United Airlines Holdings Inc. is looking ahead to a time when international profits are more lucrative than in the past even as numerous national borders remain closed more than 18 months into an unprecedented pandemic.
The airline is focusing all of its expansion next year outside the U.S., with plans to boost international capacity by 10% mostly by adding new routes and frequencies to Europe, the Middle East and Africa. Growth in the U.S., which United described as imbalanced in terms of seat supply and demand, is expected to be flat.
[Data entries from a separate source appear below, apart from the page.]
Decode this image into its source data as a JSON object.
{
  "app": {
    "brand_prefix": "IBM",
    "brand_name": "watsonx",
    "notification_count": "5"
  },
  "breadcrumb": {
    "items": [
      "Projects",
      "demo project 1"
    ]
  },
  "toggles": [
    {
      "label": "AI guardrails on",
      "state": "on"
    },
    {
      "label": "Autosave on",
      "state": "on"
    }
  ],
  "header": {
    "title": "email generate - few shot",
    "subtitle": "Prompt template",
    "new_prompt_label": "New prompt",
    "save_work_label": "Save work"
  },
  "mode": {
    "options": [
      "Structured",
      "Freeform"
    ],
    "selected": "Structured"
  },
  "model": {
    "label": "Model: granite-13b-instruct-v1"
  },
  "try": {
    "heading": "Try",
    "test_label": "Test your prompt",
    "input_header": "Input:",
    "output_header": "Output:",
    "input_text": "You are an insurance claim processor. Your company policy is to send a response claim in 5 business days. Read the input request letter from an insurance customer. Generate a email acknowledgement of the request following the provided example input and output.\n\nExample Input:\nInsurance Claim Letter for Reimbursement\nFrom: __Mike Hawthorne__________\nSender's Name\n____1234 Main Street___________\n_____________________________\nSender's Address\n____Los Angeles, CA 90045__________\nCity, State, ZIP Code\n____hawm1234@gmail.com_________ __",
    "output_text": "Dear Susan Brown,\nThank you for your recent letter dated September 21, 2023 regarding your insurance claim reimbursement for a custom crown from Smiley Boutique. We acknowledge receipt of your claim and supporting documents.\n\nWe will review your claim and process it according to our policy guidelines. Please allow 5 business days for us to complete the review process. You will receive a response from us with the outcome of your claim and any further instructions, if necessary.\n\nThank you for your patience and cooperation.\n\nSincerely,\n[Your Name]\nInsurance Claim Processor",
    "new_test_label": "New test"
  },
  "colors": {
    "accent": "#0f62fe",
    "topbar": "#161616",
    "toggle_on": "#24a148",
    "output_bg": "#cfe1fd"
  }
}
“We expect the Atlantic and the Pacific to significantly outperform the domestic market for many years to come, which will turn our current geographic disadvantage during Covid into a sustainable long-term advantage for United’s global network,” Chief Executive Officer Scott Kirby said Wednesday on a call with analysts.
Andrew Nocella, United’s chief commercial officer, said United has a “structural advantage” over other airlines due to its strong presence in international gateway cities such as New York City, San Francisco and Washington, D.C. “In some respects we’re uniquely able to do it as a U.S. flag carrier and we’re going to take advantage of it.”
United has the largest international footprint of the Big Four U.S. airlines, and the smallest domestically. The company said traffic across the Atlantic and Pacific remains more than 20% below 2019 levels, while domestic U.S. and Latin American travel has returned to 70%-90% of prior traffic.
The Chicago-based airline is likely to become the biggest carrier globally in the wake of the pandemic, Kirby said last month in remarks at the Air Force Association’s annual conference in Maryland.